We suspect terrain more challenging than sandy tracks and the occasional berm would eventually flummox the big, boxy Ford. But in general, the Timberline dismissed the light off-roading we put it through with a simple smack of the gums and a confident "I got this." Most SUVs find their way into parking lots at malls and covering ground between home and the kids' soccer practices, but you can expect the Timberline to do more.
A real do-it-all machine?
If all you ever really need to do is take the kiddos to camp and back, the Expedition has you covered there, too. The interior space is cavernous, sure, but put third-row seats down and slide the second-row seats forward, and you're granted access to 63.6 cubic feet of cargo space. If you need room for even more, dropping the second row gives more than 100 cubic feet of free air to work with. It's like having a whale's mouth on wheels, easily swallowing whole whatever you might need to throw inside.
It's hard to find an honest-to-goodness do-it-all machine these days. Most cars, trucks and SUVs present some sort of compromise, and the same is true of the Expedition, the most obvious of which is its size.
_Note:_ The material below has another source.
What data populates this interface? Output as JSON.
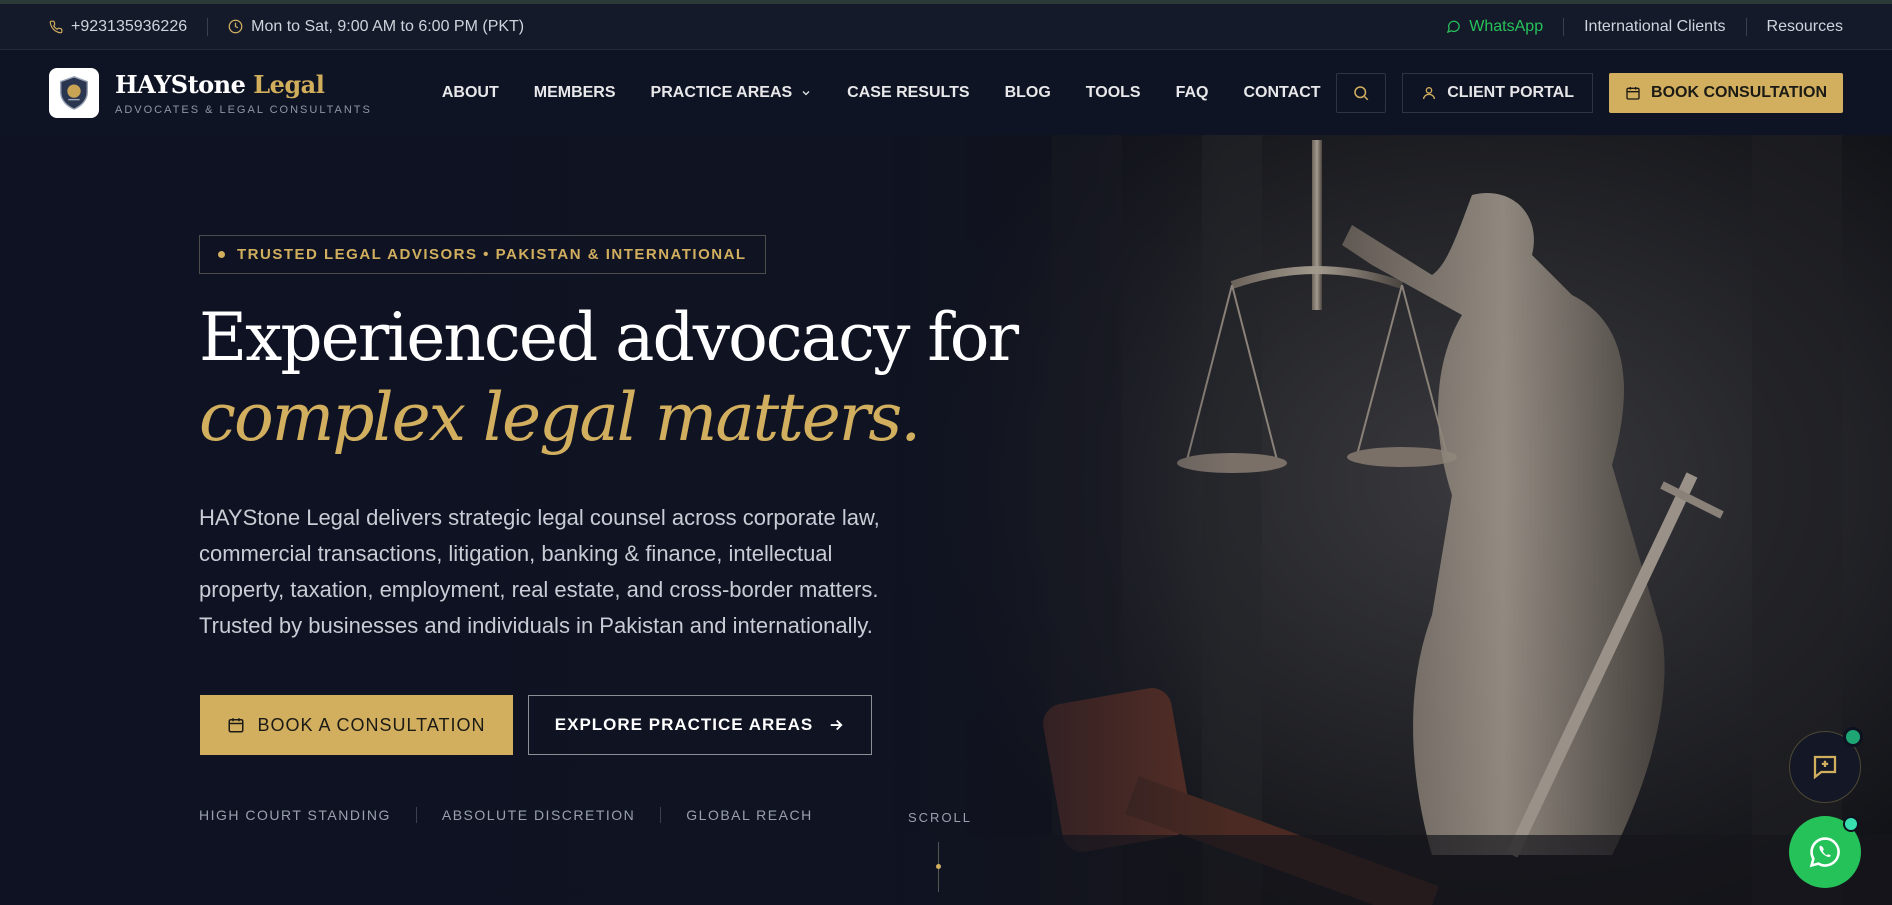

It is ma-hoo-sive, and this isn't even the extended-wheelbase model (which isn't available in Timberline guise). Parking in cramped city lots results in an anxiety-inducing amount of seesawing at the wheel and razor-thin margins between the truck's exterior and those pesky parking spot lines.
Another con is the price. At $79,860 as tested, the Expedition Timberline ain't cheap. It's one of the most expensive Fords you can buy, and that might give potential buyers some pause. At the Timberline's base price of just over $72,000, it's an almost perfect deal. But at nearly $80,000 with add-ons, this is one pricey machine. We think buyers who have that kind of free cash will also have other options swirling around in their heads, too, but they should bear this in mind: The Expedition Timberline does almost everything well, something we rarely get to confidently say.